partners, it’s a match made in heaven – or at least 30,000ft in the air.
Airlines and US Airways announced today they have agreed on the terms of a merger, successfully
closing the deal in an industry now dominated by a few mammoth carriers. The
combined airline, which will retain the American Airlines name, will be the
largest in the world in terms of passengers carried (the airlines carried a combined 166 million passengers in 2011) as well as revenue (more
than $11 billion).
The new airline
stills need federal approval to ensure the partnership doesn’t drastically
reduce competition, but other airline mergers, such as the 2010 Continental-United
merger, sailed through government scrutiny, and analysts expect similar safe
But is it a
match made in heaven – or elsewhere? The marriage cements a decades-long trend
in the airline industry toward consolidation. Consider this: the US industry
has gone from 10 major airlines in 1988 to just three today: Delta, United and the
is a euphemism for fewer seats, and with fewer seats comes higher prices,” wrote Justin Bachman, reporter for Bloomberg Business Week.
this theory, the American Airlines-US Airways merger will bring about less
competition, less choice and higher prices. After all, the merger will leave
just four airlines – Delta, United, American and Southwest – controlling about
83% of US seats.
has also helped stabilise the airline industry, reported
the Wall Street Journal (WSJ). The industry’s three major mergers:
Continental-United, Delta-Northwest, and now, American-US, have produced “a
healthier industry with the prospects of sustainable profitability and
investment-grade credit ratings”
2013 looks as though it may be one of the most profitable years in recent
history for the airline industry, and a vibrant marketplace means good news for
consumers. Competition is likely to remain vigorous as discount carriers like
JetBlue and Southwest still account for about 37% of domestic flights, keeping
prices down. And, according
to the WSJ, even after three mega-mergers, domestic fares are actually 15%
lower than they were in 2000, adjusting for inflation.
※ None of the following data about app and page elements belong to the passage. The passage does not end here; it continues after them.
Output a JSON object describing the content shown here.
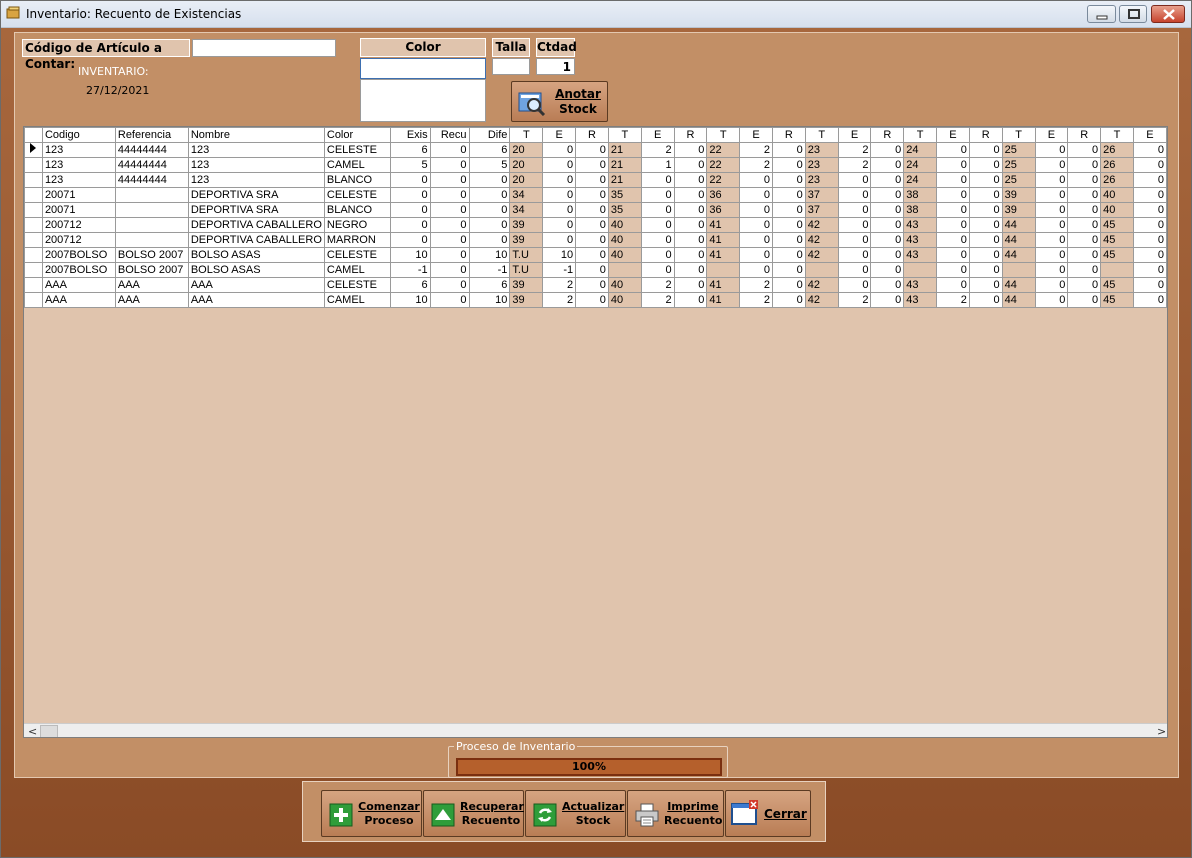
{
  "window": {
    "title": "Inventario: Recuento de Existencias"
  },
  "form": {
    "codigo_label": "Código de Artículo a Contar:",
    "codigo_value": "",
    "color_label": "Color",
    "color_value": "",
    "talla_label": "Talla",
    "talla_value": "",
    "ctdad_label": "Ctdad",
    "ctdad_value": "1",
    "inventario_label": "INVENTARIO:",
    "fecha": "27/12/2021",
    "anotar_line1": "Anotar",
    "anotar_line2": "Stock"
  },
  "grid": {
    "headers": [
      "Codigo",
      "Referencia",
      "Nombre",
      "Color",
      "Exis",
      "Recu",
      "Dife",
      "T",
      "E",
      "R",
      "T",
      "E",
      "R",
      "T",
      "E",
      "R",
      "T",
      "E",
      "R",
      "T",
      "E",
      "R",
      "T",
      "E",
      "R",
      "T",
      "E"
    ],
    "rows": [
      [
        "123",
        "44444444",
        "123",
        "CELESTE",
        "6",
        "0",
        "6",
        "20",
        "0",
        "0",
        "21",
        "2",
        "0",
        "22",
        "2",
        "0",
        "23",
        "2",
        "0",
        "24",
        "0",
        "0",
        "25",
        "0",
        "0",
        "26",
        "0"
      ],
      [
        "123",
        "44444444",
        "123",
        "CAMEL",
        "5",
        "0",
        "5",
        "20",
        "0",
        "0",
        "21",
        "1",
        "0",
        "22",
        "2",
        "0",
        "23",
        "2",
        "0",
        "24",
        "0",
        "0",
        "25",
        "0",
        "0",
        "26",
        "0"
      ],
      [
        "123",
        "44444444",
        "123",
        "BLANCO",
        "0",
        "0",
        "0",
        "20",
        "0",
        "0",
        "21",
        "0",
        "0",
        "22",
        "0",
        "0",
        "23",
        "0",
        "0",
        "24",
        "0",
        "0",
        "25",
        "0",
        "0",
        "26",
        "0"
      ],
      [
        "20071",
        "",
        "DEPORTIVA SRA",
        "CELESTE",
        "0",
        "0",
        "0",
        "34",
        "0",
        "0",
        "35",
        "0",
        "0",
        "36",
        "0",
        "0",
        "37",
        "0",
        "0",
        "38",
        "0",
        "0",
        "39",
        "0",
        "0",
        "40",
        "0"
      ],
      [
        "20071",
        "",
        "DEPORTIVA SRA",
        "BLANCO",
        "0",
        "0",
        "0",
        "34",
        "0",
        "0",
        "35",
        "0",
        "0",
        "36",
        "0",
        "0",
        "37",
        "0",
        "0",
        "38",
        "0",
        "0",
        "39",
        "0",
        "0",
        "40",
        "0"
      ],
      [
        "200712",
        "",
        "DEPORTIVA CABALLERO",
        "NEGRO",
        "0",
        "0",
        "0",
        "39",
        "0",
        "0",
        "40",
        "0",
        "0",
        "41",
        "0",
        "0",
        "42",
        "0",
        "0",
        "43",
        "0",
        "0",
        "44",
        "0",
        "0",
        "45",
        "0"
      ],
      [
        "200712",
        "",
        "DEPORTIVA CABALLERO",
        "MARRON",
        "0",
        "0",
        "0",
        "39",
        "0",
        "0",
        "40",
        "0",
        "0",
        "41",
        "0",
        "0",
        "42",
        "0",
        "0",
        "43",
        "0",
        "0",
        "44",
        "0",
        "0",
        "45",
        "0"
      ],
      [
        "2007BOLSO",
        "BOLSO 2007",
        "BOLSO ASAS",
        "CELESTE",
        "10",
        "0",
        "10",
        "T.U",
        "10",
        "0",
        "40",
        "0",
        "0",
        "41",
        "0",
        "0",
        "42",
        "0",
        "0",
        "43",
        "0",
        "0",
        "44",
        "0",
        "0",
        "45",
        "0"
      ],
      [
        "2007BOLSO",
        "BOLSO 2007",
        "BOLSO ASAS",
        "CAMEL",
        "-1",
        "0",
        "-1",
        "T.U",
        "-1",
        "0",
        "",
        "0",
        "0",
        "",
        "0",
        "0",
        "",
        "0",
        "0",
        "",
        "0",
        "0",
        "",
        "0",
        "0",
        "",
        "0"
      ],
      [
        "AAA",
        "AAA",
        "AAA",
        "CELESTE",
        "6",
        "0",
        "6",
        "39",
        "2",
        "0",
        "40",
        "2",
        "0",
        "41",
        "2",
        "0",
        "42",
        "0",
        "0",
        "43",
        "0",
        "0",
        "44",
        "0",
        "0",
        "45",
        "0"
      ],
      [
        "AAA",
        "AAA",
        "AAA",
        "CAMEL",
        "10",
        "0",
        "10",
        "39",
        "2",
        "0",
        "40",
        "2",
        "0",
        "41",
        "2",
        "0",
        "42",
        "2",
        "0",
        "43",
        "2",
        "0",
        "44",
        "0",
        "0",
        "45",
        "0"
      ]
    ]
  },
  "progress": {
    "label": "Proceso de Inventario",
    "value_text": "100%",
    "value": 1.0
  },
  "toolbar": {
    "comenzar": [
      "Comenzar",
      "Proceso"
    ],
    "recuperar": [
      "Recuperar",
      "Recuento"
    ],
    "actualizar": [
      "Actualizar",
      "Stock"
    ],
    "imprime": [
      "Imprime",
      "Recuento"
    ],
    "cerrar": "Cerrar"
  },
  "icons": [
    "app-icon",
    "minimize-icon",
    "maximize-icon",
    "close-icon",
    "search-icon",
    "row-pointer-icon",
    "plus-icon",
    "up-arrow-icon",
    "refresh-icon",
    "printer-icon",
    "window-close-icon",
    "scroll-left-icon",
    "scroll-right-icon"
  ],
  "colors": {
    "frame": "#8a4b26",
    "panel": "#c28f66",
    "grid_bg": "#e0c4ad",
    "progress": "#b5602c"
  }
}
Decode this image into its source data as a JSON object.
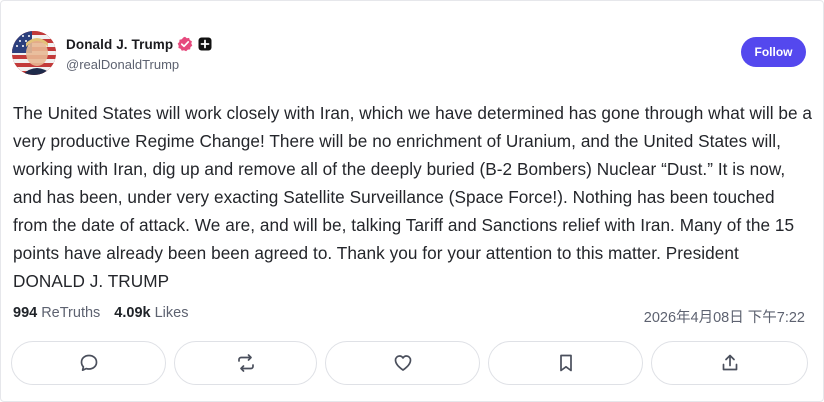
{
  "post": {
    "author": {
      "display_name": "Donald J. Trump",
      "handle": "@realDonaldTrump",
      "avatar_icon": "flag-portrait-avatar",
      "verified_icon": "verified-badge-icon",
      "plus_icon": "plus-badge-icon"
    },
    "follow_label": "Follow",
    "body": "The United States will work closely with Iran, which we have determined has gone through what will be a very productive Regime Change! There will be no enrichment of Uranium, and the United States will, working with Iran, dig up and remove all of the deeply buried (B-2 Bombers) Nuclear “Dust.” It is now, and has been, under very exacting Satellite Surveillance (Space Force!). Nothing has been touched from the date of attack. We are, and will be, talking Tariff and Sanctions relief with Iran. Many of the 15 points have already been been agreed to. Thank you for your attention to this matter. President DONALD J. TRUMP",
    "stats": {
      "retruths_count": "994",
      "retruths_label": "ReTruths",
      "likes_count": "4.09k",
      "likes_label": "Likes"
    },
    "timestamp": "2026年4月08日 下午7:22"
  },
  "actions": [
    {
      "name": "reply",
      "icon": "reply-bubble-icon"
    },
    {
      "name": "retruth",
      "icon": "retruth-arrows-icon"
    },
    {
      "name": "like",
      "icon": "heart-icon"
    },
    {
      "name": "bookmark",
      "icon": "bookmark-icon"
    },
    {
      "name": "share",
      "icon": "share-upload-icon"
    }
  ],
  "colors": {
    "accent": "#5448ee",
    "verified": "#e6497d",
    "text_muted": "#5d6270",
    "border": "#dfe1e6"
  }
}
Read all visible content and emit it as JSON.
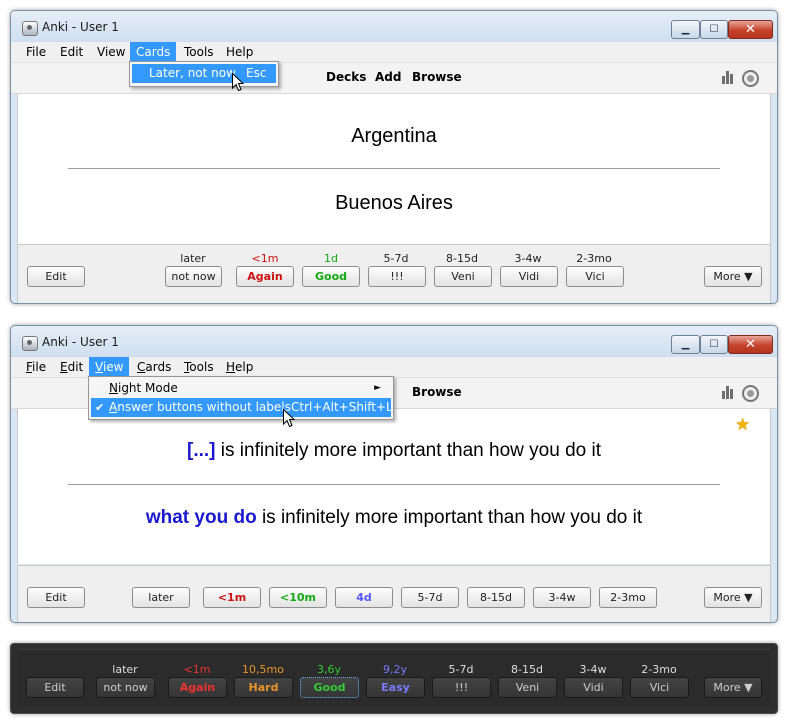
{
  "window_title": "Anki - User 1",
  "menu": {
    "file": "File",
    "edit": "Edit",
    "view": "View",
    "cards": "Cards",
    "tools": "Tools",
    "help": "Help"
  },
  "toolbar": {
    "decks": "Decks",
    "add": "Add",
    "browse": "Browse"
  },
  "window1": {
    "cards_menu": {
      "item": "Later, not now",
      "shortcut": "Esc"
    },
    "question": "Argentina",
    "answer": "Buenos Aires",
    "edit": "Edit",
    "more": "More ▼",
    "buttons": [
      {
        "interval": "later",
        "label": "not now"
      },
      {
        "interval": "<1m",
        "label": "Again"
      },
      {
        "interval": "1d",
        "label": "Good"
      },
      {
        "interval": "5-7d",
        "label": "!!!"
      },
      {
        "interval": "8-15d",
        "label": "Veni"
      },
      {
        "interval": "3-4w",
        "label": "Vidi"
      },
      {
        "interval": "2-3mo",
        "label": "Vici"
      }
    ]
  },
  "window2": {
    "view_menu": {
      "night_mode": "Night Mode",
      "answer_buttons": "Answer buttons without labels",
      "answer_buttons_shortcut": "Ctrl+Alt+Shift+L",
      "check": "✔",
      "submenu_arrow": "►"
    },
    "question_cloze": "[...]",
    "question_rest": " is infinitely more important than how you do it",
    "answer_cloze": "what you do",
    "answer_rest": " is infinitely more important than how you do it",
    "edit": "Edit",
    "more": "More ▼",
    "buttons": [
      "later",
      "<1m",
      "<10m",
      "4d",
      "5-7d",
      "8-15d",
      "3-4w",
      "2-3mo"
    ]
  },
  "window3": {
    "edit": "Edit",
    "more": "More ▼",
    "buttons": [
      {
        "interval": "later",
        "label": "not now"
      },
      {
        "interval": "<1m",
        "label": "Again"
      },
      {
        "interval": "10,5mo",
        "label": "Hard"
      },
      {
        "interval": "3,6y",
        "label": "Good"
      },
      {
        "interval": "9,2y",
        "label": "Easy"
      },
      {
        "interval": "5-7d",
        "label": "!!!"
      },
      {
        "interval": "8-15d",
        "label": "Veni"
      },
      {
        "interval": "3-4w",
        "label": "Vidi"
      },
      {
        "interval": "2-3mo",
        "label": "Vici"
      }
    ]
  },
  "icons": {
    "minimize": "▁",
    "maximize": "☐",
    "close": "✕",
    "stats": "stats-icon",
    "sync": "sync-icon",
    "star": "★",
    "cursor": "cursor-icon"
  },
  "colors": {
    "accent": "#3399ff",
    "again": "#cc1111",
    "good": "#11aa11",
    "easy": "#5555ff",
    "hard": "#e8942a"
  }
}
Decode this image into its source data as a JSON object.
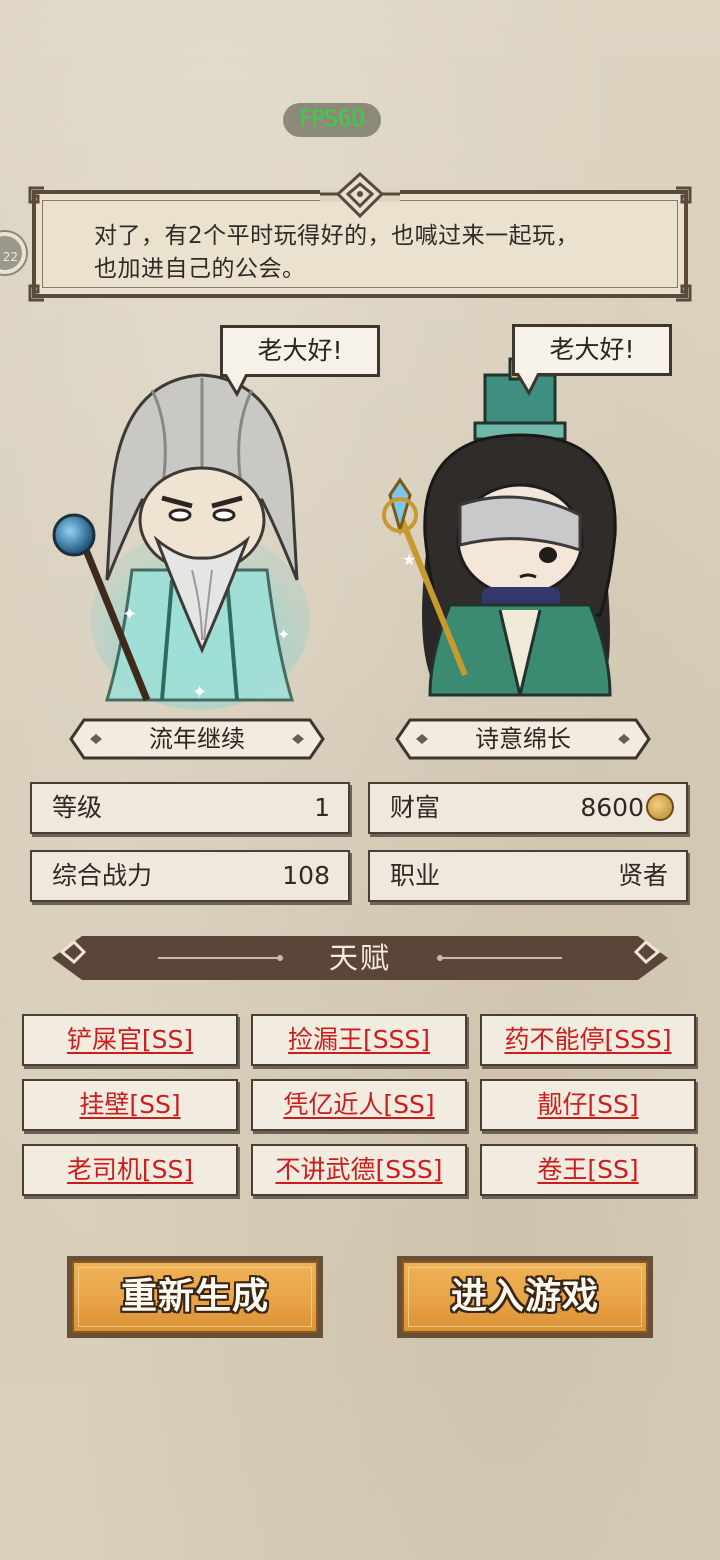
{
  "status": {
    "fps": "FPS60"
  },
  "side_button": {
    "label": "22"
  },
  "dialog": {
    "line1": "对了，有2个平时玩得好的，也喊过来一起玩，",
    "line2": "也加进自己的公会。"
  },
  "characters": [
    {
      "greeting": "老大好!",
      "name": "流年继续",
      "portrait": "elder-sage-portrait"
    },
    {
      "greeting": "老大好!",
      "name": "诗意绵长",
      "portrait": "young-scholar-portrait"
    }
  ],
  "stats": {
    "level": {
      "label": "等级",
      "value": "1"
    },
    "wealth": {
      "label": "财富",
      "value": "8600",
      "icon": "coin-icon"
    },
    "power": {
      "label": "综合战力",
      "value": "108"
    },
    "profession": {
      "label": "职业",
      "value": "贤者"
    }
  },
  "talents": {
    "title": "天赋",
    "items": [
      "铲屎官[SS]",
      "捡漏王[SSS]",
      "药不能停[SSS]",
      "挂壁[SS]",
      "凭亿近人[SS]",
      "靓仔[SS]",
      "老司机[SS]",
      "不讲武德[SSS]",
      "卷王[SS]"
    ]
  },
  "buttons": {
    "regenerate": "重新生成",
    "enter_game": "进入游戏"
  },
  "colors": {
    "talent_text": "#cc1d1d",
    "button": "#e8a447",
    "banner": "#5b4538",
    "fps_text": "#34d43e"
  }
}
ever after? Probably not. But after some initial turbulence, we expect the
American Airlines-US Airways marriage will be a healthy union in the long run,
with benefits for both the airline industry and consumers.